Curriculum » Testing


Signed into law on October 2, 2013, AB 484 (Bonilla) establishes the California Assessment of Student Performance and Progress (CAASPP) assessment system. The CAASPP system replaces the Standardized Testing and Reporting (STAR) Program. The primary purpose of the CalMAPP system is to assist teachers, administrators, and pupils and their parents by promoting high-quality teaching and learning through the use of a variety of assessment approaches and item types.
Introducing the Lucia Mar CAASPP 2018 Performance Dashboard.

This interactive dashboard displays the Spring 2018 State Assessment results for 3rd-8th grades in Language Arts and Mathematics. In addition to the 2018 results, the Distance from “3” reports show “growth” from one year to the next. This dashboard was modeled after elements of the California School Dashboard released by the California Department of Education in March 2017. The California School Dashboard includes easy-to-read reports on multiple measures of school success, including test scores, graduation rates, English learner progress and suspension rates. We hope to emulate other elements of the state dashboard and even improve upon them to tell the story of Lucia Mar.
While Lucia Mar schools are making progress in many key areas, there is always more work to do. The Dashboard is part of an ongoing conversation with our community of stakeholders on how schools are doing and how schools can do better.
When will results from spring testing be released? 
Individual student score reports will be mailed to families in September. School administrators and teachers will have access to both individual and schoolwide results, and will be prepared to discuss reports with you after they arrive at your home.
How will the test results be used? 

These test results are just one tool teachers and families can use to better understand how well your student is performing in school. The scores are simply one gauge on the dashboard that you and your child’s teacher can use to discuss how far your student has progressed in mastering the new standards. Other school tests, for example, and classroom assignments provide equally important information. Additionally, these results will not be used to determine if a student moves on to the next grade.

How do I read my student’s score report? 

Here’s a brief overview:
Overall Score: In each subject area, your child receives a four-digit score that ranges from 2,000 to 3,000 points. This is the overall score, and it will be used to measure change in achievement over time.
Performance Levels: Overall scores are grouped into categories called “performance levels.” Each child receives an overall performance level for both English-language arts/literacy and for math. There are four performance levels for the overall score: Standard Exceeded, Standard Met, Standard Nearly Met, and Standard Not Met.
Results also show sets of skills:Within each subject area there is additional information for each set of skills that was measured. There are four sets in English-language arts/literacy and three in math. Your child will receive one of three possible performance levels for each set: Above Standard, At or Near Standard, or Below Standard. The image below shows what this looks like in the report.
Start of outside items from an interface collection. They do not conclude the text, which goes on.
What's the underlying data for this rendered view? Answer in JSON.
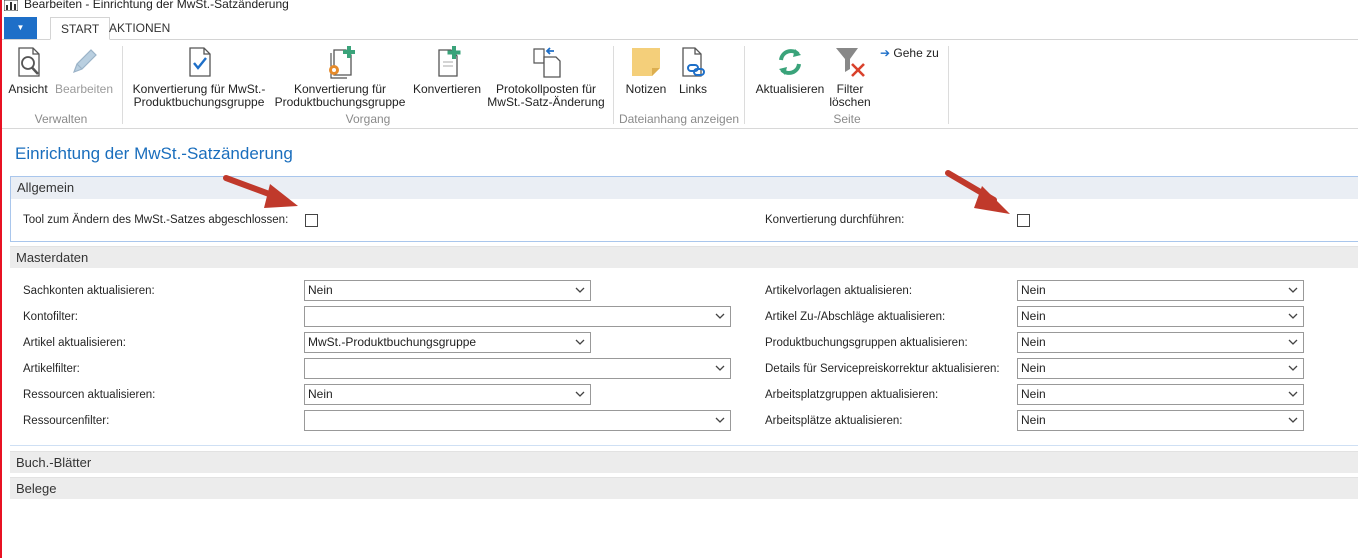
{
  "window": {
    "title": "Bearbeiten - Einrichtung der MwSt.-Satzänderung"
  },
  "tabs": [
    {
      "label": "START",
      "active": true
    },
    {
      "label": "AKTIONEN",
      "active": false
    }
  ],
  "ribbon": {
    "verwalten": {
      "group_label": "Verwalten",
      "ansicht": "Ansicht",
      "bearbeiten": "Bearbeiten"
    },
    "vorgang": {
      "group_label": "Vorgang",
      "konv1_line1": "Konvertierung für MwSt.-",
      "konv1_line2": "Produktbuchungsgruppe",
      "konv2_line1": "Konvertierung für",
      "konv2_line2": "Produktbuchungsgruppe",
      "konvertieren": "Konvertieren",
      "proto_line1": "Protokollposten für",
      "proto_line2": "MwSt.-Satz-Änderung"
    },
    "dateianhang": {
      "group_label": "Dateianhang anzeigen",
      "notizen": "Notizen",
      "links": "Links"
    },
    "seite": {
      "group_label": "Seite",
      "aktualisieren": "Aktualisieren",
      "filter_line1": "Filter",
      "filter_line2": "löschen",
      "gehe_zu": "Gehe zu"
    }
  },
  "page_title": "Einrichtung der MwSt.-Satzänderung",
  "allgemein": {
    "header": "Allgemein",
    "tool_label": "Tool zum Ändern des MwSt.-Satzes abgeschlossen:",
    "tool_checked": false,
    "konv_label": "Konvertierung durchführen:",
    "konv_checked": false
  },
  "masterdaten": {
    "header": "Masterdaten",
    "left": [
      {
        "label": "Sachkonten aktualisieren:",
        "value": "Nein"
      },
      {
        "label": "Kontofilter:",
        "value": ""
      },
      {
        "label": "Artikel aktualisieren:",
        "value": "MwSt.-Produktbuchungsgruppe"
      },
      {
        "label": "Artikelfilter:",
        "value": ""
      },
      {
        "label": "Ressourcen aktualisieren:",
        "value": "Nein"
      },
      {
        "label": "Ressourcenfilter:",
        "value": ""
      }
    ],
    "right": [
      {
        "label": "Artikelvorlagen aktualisieren:",
        "value": "Nein"
      },
      {
        "label": "Artikel Zu-/Abschläge aktualisieren:",
        "value": "Nein"
      },
      {
        "label": "Produktbuchungsgruppen aktualisieren:",
        "value": "Nein"
      },
      {
        "label": "Details für Servicepreiskorrektur aktualisieren:",
        "value": "Nein"
      },
      {
        "label": "Arbeitsplatzgruppen aktualisieren:",
        "value": "Nein"
      },
      {
        "label": "Arbeitsplätze aktualisieren:",
        "value": "Nein"
      }
    ]
  },
  "sections": {
    "buch": "Buch.-Blätter",
    "belege": "Belege"
  },
  "colors": {
    "accent": "#1e6fc8",
    "title_blue": "#1a6ebd",
    "arrow_red": "#c0392b",
    "window_border": "#e81123"
  }
}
How do this year’s test results compare to previous years?

These tests cannot be compared to any standardized tests from years past, because they are too fundamentally different. The new tests are computer adaptive, more personalized, and measure a wider range of skills and knowledge than previous pencil-paper tests. More importantly, the new tests are a better measurement of the critical thinking skills and depth of knowledge needed to succeed in college and in the workforce.
This year’s test results represent a new starting point for student achievement – in other words, we’ve hit the reset button and provided a new baseline for measuring students’ growth from here.
How will results be used by colleges and universities? 
For 11th-grade students, results are used for the Early Assessment Program (EAP), which is used by the California State University (CSU) system and some community colleges to determine whether a student is ready for college-level English and math courses. Student scores are also used to exempt students from some placement tests. More info: or
 At this time, no public higher education system in California uses the EAP results for admission.
How do these assessments tie in with the new standards and the state’s new school funding formula?
The new assessments are part of a larger plan for ensuring high-quality teaching and learning in every school. The plan also includes higher academic standards, more decision-making in the hands of schools and communities, and more resources dedicated to schools and to students with the greatest needs.
What happened to the API?
The Academic Performance Index (API) for schools and districts has been suspended until at least fall of 2016, so there will be no API scores calculated from this year’s tests. Parents will still get score reports for their students.
California Education Code now requires the calculation of the API to be based on multiple measures and not only on annual assessments.

According to the law, no more than 60 percent of API can be based on assessment results. The remaining 40 percent needs to be based on other college and career indicators, including college entrance exams, accelerated coursework, attendance, graduation rates, early indicators of college readiness, innovative measures, course taking behaviors, and career preparedness.